> _WORK REQUEST_
For the data below, please report each line where the word "Event" is found.

.....

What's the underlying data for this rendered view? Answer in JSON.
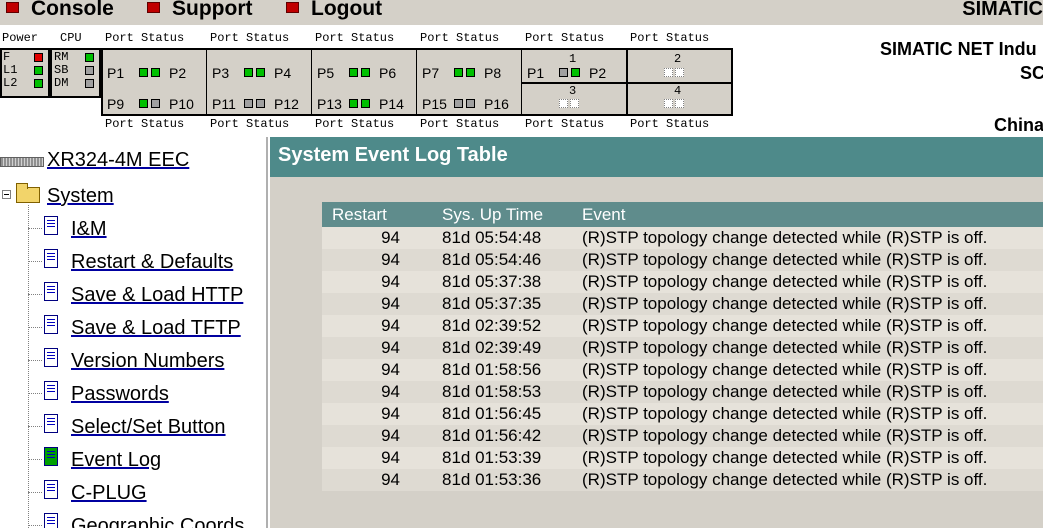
{
  "nav": {
    "console": "Console",
    "support": "Support",
    "logout": "Logout",
    "brand": "SIMATIC"
  },
  "status_panel": {
    "power_label": "Power",
    "cpu_label": "CPU",
    "port_status_label": "Port Status",
    "power_rows": [
      "F",
      "L1",
      "L2"
    ],
    "cpu_rows": [
      "RM",
      "SB",
      "DM"
    ],
    "ports_top": [
      [
        "P1",
        "P2"
      ],
      [
        "P3",
        "P4"
      ],
      [
        "P5",
        "P6"
      ],
      [
        "P7",
        "P8"
      ]
    ],
    "ports_bottom": [
      [
        "P9",
        "P10"
      ],
      [
        "P11",
        "P12"
      ],
      [
        "P13",
        "P14"
      ],
      [
        "P15",
        "P16"
      ]
    ],
    "module1": {
      "num": "1",
      "left": "P1",
      "right": "P2"
    },
    "module2": "2",
    "module3": "3",
    "module4": "4",
    "brand_name": "SIMATIC NET Indu",
    "brand_sub": "SC",
    "brand_china": "China"
  },
  "tree": {
    "device": "XR324-4M EEC",
    "system": "System",
    "items": [
      "I&M",
      "Restart & Defaults",
      "Save & Load HTTP",
      "Save & Load TFTP",
      "Version Numbers",
      "Passwords",
      "Select/Set Button",
      "Event Log",
      "C-PLUG",
      "Geographic Coords"
    ],
    "active": "Event Log"
  },
  "content": {
    "title": "System Event Log Table",
    "columns": [
      "Restart",
      "Sys. Up Time",
      "Event"
    ],
    "rows": [
      [
        "94",
        "81d 05:54:48",
        "(R)STP topology change detected while (R)STP is off."
      ],
      [
        "94",
        "81d 05:54:46",
        "(R)STP topology change detected while (R)STP is off."
      ],
      [
        "94",
        "81d 05:37:38",
        "(R)STP topology change detected while (R)STP is off."
      ],
      [
        "94",
        "81d 05:37:35",
        "(R)STP topology change detected while (R)STP is off."
      ],
      [
        "94",
        "81d 02:39:52",
        "(R)STP topology change detected while (R)STP is off."
      ],
      [
        "94",
        "81d 02:39:49",
        "(R)STP topology change detected while (R)STP is off."
      ],
      [
        "94",
        "81d 01:58:56",
        "(R)STP topology change detected while (R)STP is off."
      ],
      [
        "94",
        "81d 01:58:53",
        "(R)STP topology change detected while (R)STP is off."
      ],
      [
        "94",
        "81d 01:56:45",
        "(R)STP topology change detected while (R)STP is off."
      ],
      [
        "94",
        "81d 01:56:42",
        "(R)STP topology change detected while (R)STP is off."
      ],
      [
        "94",
        "81d 01:53:39",
        "(R)STP topology change detected while (R)STP is off."
      ],
      [
        "94",
        "81d 01:53:36",
        "(R)STP topology change detected while (R)STP is off."
      ]
    ]
  },
  "colors": {
    "title_bar": "#4e8a8a",
    "table_header": "#5f8c8c",
    "led_on": "#00c000",
    "led_fault": "#e00000",
    "nav_icon": "#c00000"
  }
}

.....

> _PROBLEM SOLUTION_
      "Event Log",
    "active": "Event Log"
    "title": "System Event Log Table",
      "Event"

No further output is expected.